--- Given data ---
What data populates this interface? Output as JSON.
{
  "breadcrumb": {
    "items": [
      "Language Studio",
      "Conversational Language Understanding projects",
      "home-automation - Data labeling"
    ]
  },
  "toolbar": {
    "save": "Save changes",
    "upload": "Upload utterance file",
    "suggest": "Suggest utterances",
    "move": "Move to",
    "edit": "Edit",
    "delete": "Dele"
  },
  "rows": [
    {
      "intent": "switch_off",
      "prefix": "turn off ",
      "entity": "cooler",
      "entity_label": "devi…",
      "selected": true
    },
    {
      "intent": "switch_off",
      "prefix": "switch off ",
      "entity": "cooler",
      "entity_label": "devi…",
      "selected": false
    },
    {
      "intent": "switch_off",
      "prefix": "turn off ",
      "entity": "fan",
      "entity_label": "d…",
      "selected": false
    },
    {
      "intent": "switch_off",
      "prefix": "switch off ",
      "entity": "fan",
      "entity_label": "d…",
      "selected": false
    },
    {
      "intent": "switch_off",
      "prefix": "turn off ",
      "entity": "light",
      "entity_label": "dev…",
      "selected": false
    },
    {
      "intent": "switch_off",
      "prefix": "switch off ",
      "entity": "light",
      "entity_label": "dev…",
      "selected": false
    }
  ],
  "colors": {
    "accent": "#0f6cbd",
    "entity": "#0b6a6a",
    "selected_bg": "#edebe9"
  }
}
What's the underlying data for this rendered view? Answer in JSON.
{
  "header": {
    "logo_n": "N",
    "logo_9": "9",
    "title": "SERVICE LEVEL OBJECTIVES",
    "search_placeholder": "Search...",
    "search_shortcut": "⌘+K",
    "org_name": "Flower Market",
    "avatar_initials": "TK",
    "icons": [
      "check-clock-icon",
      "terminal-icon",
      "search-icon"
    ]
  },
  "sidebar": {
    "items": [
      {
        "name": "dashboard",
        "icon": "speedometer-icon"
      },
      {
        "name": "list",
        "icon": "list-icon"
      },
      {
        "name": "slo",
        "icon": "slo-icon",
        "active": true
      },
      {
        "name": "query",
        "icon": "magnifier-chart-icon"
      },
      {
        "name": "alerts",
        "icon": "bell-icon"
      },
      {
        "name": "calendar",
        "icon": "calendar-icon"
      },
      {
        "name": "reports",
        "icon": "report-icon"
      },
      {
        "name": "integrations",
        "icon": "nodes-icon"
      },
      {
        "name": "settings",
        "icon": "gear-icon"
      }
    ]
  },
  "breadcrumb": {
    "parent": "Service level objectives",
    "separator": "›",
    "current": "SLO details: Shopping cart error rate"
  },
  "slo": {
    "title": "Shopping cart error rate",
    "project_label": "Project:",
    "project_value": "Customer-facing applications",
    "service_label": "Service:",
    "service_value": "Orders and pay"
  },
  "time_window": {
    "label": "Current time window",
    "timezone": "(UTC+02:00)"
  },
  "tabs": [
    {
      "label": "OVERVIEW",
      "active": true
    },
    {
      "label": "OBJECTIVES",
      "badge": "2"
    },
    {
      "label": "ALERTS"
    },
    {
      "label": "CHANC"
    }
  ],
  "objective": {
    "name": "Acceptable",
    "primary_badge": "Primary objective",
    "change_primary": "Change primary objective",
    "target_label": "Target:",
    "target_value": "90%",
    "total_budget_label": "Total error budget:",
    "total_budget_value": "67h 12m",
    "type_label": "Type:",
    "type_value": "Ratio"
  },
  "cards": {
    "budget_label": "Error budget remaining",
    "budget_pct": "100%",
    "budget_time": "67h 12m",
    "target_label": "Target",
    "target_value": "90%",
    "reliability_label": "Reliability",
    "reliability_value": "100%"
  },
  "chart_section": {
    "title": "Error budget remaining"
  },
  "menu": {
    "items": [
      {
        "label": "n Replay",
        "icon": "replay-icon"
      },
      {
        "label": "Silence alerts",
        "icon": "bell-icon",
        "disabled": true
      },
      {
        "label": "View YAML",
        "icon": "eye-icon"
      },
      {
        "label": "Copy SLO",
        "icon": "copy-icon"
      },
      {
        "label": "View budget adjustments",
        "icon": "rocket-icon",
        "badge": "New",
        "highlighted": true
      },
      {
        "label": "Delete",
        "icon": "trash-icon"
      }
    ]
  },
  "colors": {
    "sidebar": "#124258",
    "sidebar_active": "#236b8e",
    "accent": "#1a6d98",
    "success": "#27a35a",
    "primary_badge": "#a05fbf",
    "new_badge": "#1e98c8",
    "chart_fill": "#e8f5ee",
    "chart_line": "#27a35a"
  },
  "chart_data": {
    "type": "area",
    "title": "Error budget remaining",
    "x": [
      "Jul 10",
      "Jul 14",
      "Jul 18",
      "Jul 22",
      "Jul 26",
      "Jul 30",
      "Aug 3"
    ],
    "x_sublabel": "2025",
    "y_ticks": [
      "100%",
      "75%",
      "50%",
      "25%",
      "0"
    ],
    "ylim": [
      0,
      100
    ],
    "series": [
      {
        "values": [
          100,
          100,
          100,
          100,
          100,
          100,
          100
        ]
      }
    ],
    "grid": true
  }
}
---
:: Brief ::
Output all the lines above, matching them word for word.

:: Problem solution ::
What data populates this interface? Output as JSON.
{
  "breadcrumb": {
    "items": [
      "Language Studio",
      "Conversational Language Understanding projects",
      "home-automation - Data labeling"
    ]
  },
  "toolbar": {
    "save": "Save changes",
    "upload": "Upload utterance file",
    "suggest": "Suggest utterances",
    "move": "Move to",
    "edit": "Edit",
    "delete": "Dele"
  },
  "rows": [
    {
      "intent": "switch_off",
      "prefix": "turn off ",
      "entity": "cooler",
      "entity_label": "devi…",
      "selected": true
    },
    {
      "intent": "switch_off",
      "prefix": "switch off ",
      "entity": "cooler",
      "entity_label": "devi…",
      "selected": false
    },
    {
      "intent": "switch_off",
      "prefix": "turn off ",
      "entity": "fan",
      "entity_label": "d…",
      "selected": false
    },
    {
      "intent": "switch_off",
      "prefix": "switch off ",
      "entity": "fan",
      "entity_label": "d…",
      "selected": false
    },
    {
      "intent": "switch_off",
      "prefix": "turn off ",
      "entity": "light",
      "entity_label": "dev…",
      "selected": false
    },
    {
      "intent": "switch_off",
      "prefix": "switch off ",
      "entity": "light",
      "entity_label": "dev…",
      "selected": false
    }
  ],
  "colors": {
    "accent": "#0f6cbd",
    "entity": "#0b6a6a",
    "selected_bg": "#edebe9"
  }
}
What's the underlying data for this rendered view? Answer in JSON.
{
  "header": {
    "logo_n": "N",
    "logo_9": "9",
    "title": "SERVICE LEVEL OBJECTIVES",
    "search_placeholder": "Search...",
    "search_shortcut": "⌘+K",
    "org_name": "Flower Market",
    "avatar_initials": "TK",
    "icons": [
      "check-clock-icon",
      "terminal-icon",
      "search-icon"
    ]
  },
  "sidebar": {
    "items": [
      {
        "name": "dashboard",
        "icon": "speedometer-icon"
      },
      {
        "name": "list",
        "icon": "list-icon"
      },
      {
        "name": "slo",
        "icon": "slo-icon",
        "active": true
      },
      {
        "name": "query",
        "icon": "magnifier-chart-icon"
      },
      {
        "name": "alerts",
        "icon": "bell-icon"
      },
      {
        "name": "calendar",
        "icon": "calendar-icon"
      },
      {
        "name": "reports",
        "icon": "report-icon"
      },
      {
        "name": "integrations",
        "icon": "nodes-icon"
      },
      {
        "name": "settings",
        "icon": "gear-icon"
      }
    ]
  },
  "breadcrumb": {
    "parent": "Service level objectives",
    "separator": "›",
    "current": "SLO details: Shopping cart error rate"
  },
  "slo": {
    "title": "Shopping cart error rate",
    "project_label": "Project:",
    "project_value": "Customer-facing applications",
    "service_label": "Service:",
    "service_value": "Orders and pay"
  },
  "time_window": {
    "label": "Current time window",
    "timezone": "(UTC+02:00)"
  },
  "tabs": [
    {
      "label": "OVERVIEW",
      "active": true
    },
    {
      "label": "OBJECTIVES",
      "badge": "2"
    },
    {
      "label": "ALERTS"
    },
    {
      "label": "CHANC"
    }
  ],
  "objective": {
    "name": "Acceptable",
    "primary_badge": "Primary objective",
    "change_primary": "Change primary objective",
    "target_label": "Target:",
    "target_value": "90%",
    "total_budget_label": "Total error budget:",
    "total_budget_value": "67h 12m",
    "type_label": "Type:",
    "type_value": "Ratio"
  },
  "cards": {
    "budget_label": "Error budget remaining",
    "budget_pct": "100%",
    "budget_time": "67h 12m",
    "target_label": "Target",
    "target_value": "90%",
    "reliability_label": "Reliability",
    "reliability_value": "100%"
  },
  "chart_section": {
    "title": "Error budget remaining"
  },
  "menu": {
    "items": [
      {
        "label": "n Replay",
        "icon": "replay-icon"
      },
      {
        "label": "Silence alerts",
        "icon": "bell-icon",
        "disabled": true
      },
      {
        "label": "View YAML",
        "icon": "eye-icon"
      },
      {
        "label": "Copy SLO",
        "icon": "copy-icon"
      },
      {
        "label": "View budget adjustments",
        "icon": "rocket-icon",
        "badge": "New",
        "highlighted": true
      },
      {
        "label": "Delete",
        "icon": "trash-icon"
      }
    ]
  },
  "colors": {
    "sidebar": "#124258",
    "sidebar_active": "#236b8e",
    "accent": "#1a6d98",
    "success": "#27a35a",
    "primary_badge": "#a05fbf",
    "new_badge": "#1e98c8",
    "chart_fill": "#e8f5ee",
    "chart_line": "#27a35a"
  },
  "chart_data": {
    "type": "area",
    "title": "Error budget remaining",
    "x": [
      "Jul 10",
      "Jul 14",
      "Jul 18",
      "Jul 22",
      "Jul 26",
      "Jul 30",
      "Aug 3"
    ],
    "x_sublabel": "2025",
    "y_ticks": [
      "100%",
      "75%",
      "50%",
      "25%",
      "0"
    ],
    "ylim": [
      0,
      100
    ],
    "series": [
      {
        "values": [
          100,
          100,
          100,
          100,
          100,
          100,
          100
        ]
      }
    ],
    "grid": true
  }
}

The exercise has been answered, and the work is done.